• **REQUIRED ACTION**
Restate the following entries exactly, including every line.
*-*-*
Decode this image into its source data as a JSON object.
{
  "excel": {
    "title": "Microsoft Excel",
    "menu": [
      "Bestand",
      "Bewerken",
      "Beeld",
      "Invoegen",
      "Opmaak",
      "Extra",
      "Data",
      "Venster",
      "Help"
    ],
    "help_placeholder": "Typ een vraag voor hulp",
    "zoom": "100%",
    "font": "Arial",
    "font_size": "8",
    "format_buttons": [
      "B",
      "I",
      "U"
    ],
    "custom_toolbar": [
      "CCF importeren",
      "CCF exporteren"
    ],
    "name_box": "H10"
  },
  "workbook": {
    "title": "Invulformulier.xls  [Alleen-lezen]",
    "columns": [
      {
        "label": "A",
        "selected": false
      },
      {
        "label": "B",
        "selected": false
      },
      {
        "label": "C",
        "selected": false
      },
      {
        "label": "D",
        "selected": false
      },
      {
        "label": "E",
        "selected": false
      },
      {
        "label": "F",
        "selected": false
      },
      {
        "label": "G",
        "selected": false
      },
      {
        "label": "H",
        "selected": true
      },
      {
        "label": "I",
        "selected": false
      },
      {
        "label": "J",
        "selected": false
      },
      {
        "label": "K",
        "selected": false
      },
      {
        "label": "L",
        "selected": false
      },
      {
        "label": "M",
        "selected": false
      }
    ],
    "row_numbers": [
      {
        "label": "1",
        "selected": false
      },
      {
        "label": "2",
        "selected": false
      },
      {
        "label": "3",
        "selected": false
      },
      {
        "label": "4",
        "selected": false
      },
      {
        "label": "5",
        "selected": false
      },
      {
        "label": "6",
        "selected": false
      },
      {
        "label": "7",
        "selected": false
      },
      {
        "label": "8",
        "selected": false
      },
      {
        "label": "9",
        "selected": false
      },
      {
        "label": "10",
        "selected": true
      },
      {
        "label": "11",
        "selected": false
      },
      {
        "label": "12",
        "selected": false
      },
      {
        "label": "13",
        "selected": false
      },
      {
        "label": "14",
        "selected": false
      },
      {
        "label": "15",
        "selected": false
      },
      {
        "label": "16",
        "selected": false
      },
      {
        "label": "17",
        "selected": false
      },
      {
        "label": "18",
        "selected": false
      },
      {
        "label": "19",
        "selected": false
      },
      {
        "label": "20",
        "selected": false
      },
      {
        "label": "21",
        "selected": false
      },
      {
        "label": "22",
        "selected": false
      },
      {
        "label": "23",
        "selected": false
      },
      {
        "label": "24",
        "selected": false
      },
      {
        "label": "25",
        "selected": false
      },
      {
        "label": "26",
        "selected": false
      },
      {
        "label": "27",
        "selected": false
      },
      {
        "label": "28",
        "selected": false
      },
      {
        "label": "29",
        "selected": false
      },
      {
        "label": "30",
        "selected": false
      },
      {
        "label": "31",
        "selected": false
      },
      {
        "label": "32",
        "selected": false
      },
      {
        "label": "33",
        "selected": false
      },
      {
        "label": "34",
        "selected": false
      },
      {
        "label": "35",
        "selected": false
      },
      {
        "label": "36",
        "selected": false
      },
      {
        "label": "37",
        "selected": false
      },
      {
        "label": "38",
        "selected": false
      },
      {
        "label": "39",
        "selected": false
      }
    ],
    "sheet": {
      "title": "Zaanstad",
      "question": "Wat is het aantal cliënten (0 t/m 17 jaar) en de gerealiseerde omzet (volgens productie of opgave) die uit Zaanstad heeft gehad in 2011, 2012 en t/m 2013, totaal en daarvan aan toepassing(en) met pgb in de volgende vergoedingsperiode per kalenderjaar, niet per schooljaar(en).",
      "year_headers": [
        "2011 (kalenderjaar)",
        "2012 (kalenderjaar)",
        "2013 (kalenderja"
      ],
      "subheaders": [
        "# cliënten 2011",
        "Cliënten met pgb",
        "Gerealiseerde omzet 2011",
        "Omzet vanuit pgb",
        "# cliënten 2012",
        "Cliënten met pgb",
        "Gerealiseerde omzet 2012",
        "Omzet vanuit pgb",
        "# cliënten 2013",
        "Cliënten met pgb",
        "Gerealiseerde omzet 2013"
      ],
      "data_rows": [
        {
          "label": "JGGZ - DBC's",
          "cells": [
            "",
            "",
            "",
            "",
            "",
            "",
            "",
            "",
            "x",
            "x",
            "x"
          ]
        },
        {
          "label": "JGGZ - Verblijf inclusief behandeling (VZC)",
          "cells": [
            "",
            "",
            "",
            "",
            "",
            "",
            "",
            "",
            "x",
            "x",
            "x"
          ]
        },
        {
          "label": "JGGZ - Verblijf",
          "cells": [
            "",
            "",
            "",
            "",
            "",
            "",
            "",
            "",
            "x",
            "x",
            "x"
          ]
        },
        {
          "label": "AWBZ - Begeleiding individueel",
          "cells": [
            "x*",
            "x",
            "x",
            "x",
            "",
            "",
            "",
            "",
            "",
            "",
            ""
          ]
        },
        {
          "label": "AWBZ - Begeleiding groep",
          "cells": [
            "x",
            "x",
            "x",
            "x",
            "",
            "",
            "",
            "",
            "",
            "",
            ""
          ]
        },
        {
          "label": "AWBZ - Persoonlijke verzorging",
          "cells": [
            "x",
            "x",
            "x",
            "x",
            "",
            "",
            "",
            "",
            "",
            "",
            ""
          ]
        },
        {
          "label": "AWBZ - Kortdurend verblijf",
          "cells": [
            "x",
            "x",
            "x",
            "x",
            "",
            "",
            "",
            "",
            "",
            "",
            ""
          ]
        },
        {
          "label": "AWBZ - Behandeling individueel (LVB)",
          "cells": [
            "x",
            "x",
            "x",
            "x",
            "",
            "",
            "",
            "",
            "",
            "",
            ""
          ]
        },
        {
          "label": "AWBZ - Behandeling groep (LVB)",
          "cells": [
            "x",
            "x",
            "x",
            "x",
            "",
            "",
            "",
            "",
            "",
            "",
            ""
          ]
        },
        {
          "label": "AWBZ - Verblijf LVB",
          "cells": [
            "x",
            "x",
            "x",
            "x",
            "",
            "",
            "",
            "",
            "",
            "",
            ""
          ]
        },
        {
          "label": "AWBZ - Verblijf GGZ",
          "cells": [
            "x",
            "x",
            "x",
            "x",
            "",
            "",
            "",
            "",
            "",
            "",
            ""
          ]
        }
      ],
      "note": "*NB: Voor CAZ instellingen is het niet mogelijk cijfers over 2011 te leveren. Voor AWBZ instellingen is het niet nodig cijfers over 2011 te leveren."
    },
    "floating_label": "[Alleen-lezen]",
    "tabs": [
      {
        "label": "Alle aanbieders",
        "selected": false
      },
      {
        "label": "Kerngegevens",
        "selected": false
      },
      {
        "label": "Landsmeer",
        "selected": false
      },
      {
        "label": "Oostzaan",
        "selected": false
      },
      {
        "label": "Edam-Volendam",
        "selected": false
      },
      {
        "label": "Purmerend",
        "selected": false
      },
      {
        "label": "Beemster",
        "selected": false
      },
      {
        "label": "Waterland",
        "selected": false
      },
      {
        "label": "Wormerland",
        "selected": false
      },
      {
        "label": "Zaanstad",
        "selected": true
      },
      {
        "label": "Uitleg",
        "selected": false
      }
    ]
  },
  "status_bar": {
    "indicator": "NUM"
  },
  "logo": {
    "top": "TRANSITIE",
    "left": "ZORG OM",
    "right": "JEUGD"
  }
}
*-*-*
• **RESULT FOR THIS EXERCISE**
Decode this image into its source data as a JSON object.
{
  "excel": {
    "title": "Microsoft Excel",
    "menu": [
      "Bestand",
      "Bewerken",
      "Beeld",
      "Invoegen",
      "Opmaak",
      "Extra",
      "Data",
      "Venster",
      "Help"
    ],
    "help_placeholder": "Typ een vraag voor hulp",
    "zoom": "100%",
    "font": "Arial",
    "font_size": "8",
    "format_buttons": [
      "B",
      "I",
      "U"
    ],
    "custom_toolbar": [
      "CCF importeren",
      "CCF exporteren"
    ],
    "name_box": "H10"
  },
  "workbook": {
    "title": "Invulformulier.xls  [Alleen-lezen]",
    "columns": [
      {
        "label": "A",
        "selected": false
      },
      {
        "label": "B",
        "selected": false
      },
      {
        "label": "C",
        "selected": false
      },
      {
        "label": "D",
        "selected": false
      },
      {
        "label": "E",
        "selected": false
      },
      {
        "label": "F",
        "selected": false
      },
      {
        "label": "G",
        "selected": false
      },
      {
        "label": "H",
        "selected": true
      },
      {
        "label": "I",
        "selected": false
      },
      {
        "label": "J",
        "selected": false
      },
      {
        "label": "K",
        "selected": false
      },
      {
        "label": "L",
        "selected": false
      },
      {
        "label": "M",
        "selected": false
      }
    ],
    "row_numbers": [
      {
        "label": "1",
        "selected": false
      },
      {
        "label": "2",
        "selected": false
      },
      {
        "label": "3",
        "selected": false
      },
      {
        "label": "4",
        "selected": false
      },
      {
        "label": "5",
        "selected": false
      },
      {
        "label": "6",
        "selected": false
      },
      {
        "label": "7",
        "selected": false
      },
      {
        "label": "8",
        "selected": false
      },
      {
        "label": "9",
        "selected": false
      },
      {
        "label": "10",
        "selected": true
      },
      {
        "label": "11",
        "selected": false
      },
      {
        "label": "12",
        "selected": false
      },
      {
        "label": "13",
        "selected": false
      },
      {
        "label": "14",
        "selected": false
      },
      {
        "label": "15",
        "selected": false
      },
      {
        "label": "16",
        "selected": false
      },
      {
        "label": "17",
        "selected": false
      },
      {
        "label": "18",
        "selected": false
      },
      {
        "label": "19",
        "selected": false
      },
      {
        "label": "20",
        "selected": false
      },
      {
        "label": "21",
        "selected": false
      },
      {
        "label": "22",
        "selected": false
      },
      {
        "label": "23",
        "selected": false
      },
      {
        "label": "24",
        "selected": false
      },
      {
        "label": "25",
        "selected": false
      },
      {
        "label": "26",
        "selected": false
      },
      {
        "label": "27",
        "selected": false
      },
      {
        "label": "28",
        "selected": false
      },
      {
        "label": "29",
        "selected": false
      },
      {
        "label": "30",
        "selected": false
      },
      {
        "label": "31",
        "selected": false
      },
      {
        "label": "32",
        "selected": false
      },
      {
        "label": "33",
        "selected": false
      },
      {
        "label": "34",
        "selected": false
      },
      {
        "label": "35",
        "selected": false
      },
      {
        "label": "36",
        "selected": false
      },
      {
        "label": "37",
        "selected": false
      },
      {
        "label": "38",
        "selected": false
      },
      {
        "label": "39",
        "selected": false
      }
    ],
    "sheet": {
      "title": "Zaanstad",
      "question": "Wat is het aantal cliënten (0 t/m 17 jaar) en de gerealiseerde omzet (volgens productie of opgave) die uit Zaanstad heeft gehad in 2011, 2012 en t/m 2013, totaal en daarvan aan toepassing(en) met pgb in de volgende vergoedingsperiode per kalenderjaar, niet per schooljaar(en).",
      "year_headers": [
        "2011 (kalenderjaar)",
        "2012 (kalenderjaar)",
        "2013 (kalenderja"
      ],
      "subheaders": [
        "# cliënten 2011",
        "Cliënten met pgb",
        "Gerealiseerde omzet 2011",
        "Omzet vanuit pgb",
        "# cliënten 2012",
        "Cliënten met pgb",
        "Gerealiseerde omzet 2012",
        "Omzet vanuit pgb",
        "# cliënten 2013",
        "Cliënten met pgb",
        "Gerealiseerde omzet 2013"
      ],
      "data_rows": [
        {
          "label": "JGGZ - DBC's",
          "cells": [
            "",
            "",
            "",
            "",
            "",
            "",
            "",
            "",
            "x",
            "x",
            "x"
          ]
        },
        {
          "label": "JGGZ - Verblijf inclusief behandeling (VZC)",
          "cells": [
            "",
            "",
            "",
            "",
            "",
            "",
            "",
            "",
            "x",
            "x",
            "x"
          ]
        },
        {
          "label": "JGGZ - Verblijf",
          "cells": [
            "",
            "",
            "",
            "",
            "",
            "",
            "",
            "",
            "x",
            "x",
            "x"
          ]
        },
        {
          "label": "AWBZ - Begeleiding individueel",
          "cells": [
            "x*",
            "x",
            "x",
            "x",
            "",
            "",
            "",
            "",
            "",
            "",
            ""
          ]
        },
        {
          "label": "AWBZ - Begeleiding groep",
          "cells": [
            "x",
            "x",
            "x",
            "x",
            "",
            "",
            "",
            "",
            "",
            "",
            ""
          ]
        },
        {
          "label": "AWBZ - Persoonlijke verzorging",
          "cells": [
            "x",
            "x",
            "x",
            "x",
            "",
            "",
            "",
            "",
            "",
            "",
            ""
          ]
        },
        {
          "label": "AWBZ - Kortdurend verblijf",
          "cells": [
            "x",
            "x",
            "x",
            "x",
            "",
            "",
            "",
            "",
            "",
            "",
            ""
          ]
        },
        {
          "label": "AWBZ - Behandeling individueel (LVB)",
          "cells": [
            "x",
            "x",
            "x",
            "x",
            "",
            "",
            "",
            "",
            "",
            "",
            ""
          ]
        },
        {
          "label": "AWBZ - Behandeling groep (LVB)",
          "cells": [
            "x",
            "x",
            "x",
            "x",
            "",
            "",
            "",
            "",
            "",
            "",
            ""
          ]
        },
        {
          "label": "AWBZ - Verblijf LVB",
          "cells": [
            "x",
            "x",
            "x",
            "x",
            "",
            "",
            "",
            "",
            "",
            "",
            ""
          ]
        },
        {
          "label": "AWBZ - Verblijf GGZ",
          "cells": [
            "x",
            "x",
            "x",
            "x",
            "",
            "",
            "",
            "",
            "",
            "",
            ""
          ]
        }
      ],
      "note": "*NB: Voor CAZ instellingen is het niet mogelijk cijfers over 2011 te leveren. Voor AWBZ instellingen is het niet nodig cijfers over 2011 te leveren."
    },
    "floating_label": "[Alleen-lezen]",
    "tabs": [
      {
        "label": "Alle aanbieders",
        "selected": false
      },
      {
        "label": "Kerngegevens",
        "selected": false
      },
      {
        "label": "Landsmeer",
        "selected": false
      },
      {
        "label": "Oostzaan",
        "selected": false
      },
      {
        "label": "Edam-Volendam",
        "selected": false
      },
      {
        "label": "Purmerend",
        "selected": false
      },
      {
        "label": "Beemster",
        "selected": false
      },
      {
        "label": "Waterland",
        "selected": false
      },
      {
        "label": "Wormerland",
        "selected": false
      },
      {
        "label": "Zaanstad",
        "selected": true
      },
      {
        "label": "Uitleg",
        "selected": false
      }
    ]
  },
  "status_bar": {
    "indicator": "NUM"
  },
  "logo": {
    "top": "TRANSITIE",
    "left": "ZORG OM",
    "right": "JEUGD"
  }
}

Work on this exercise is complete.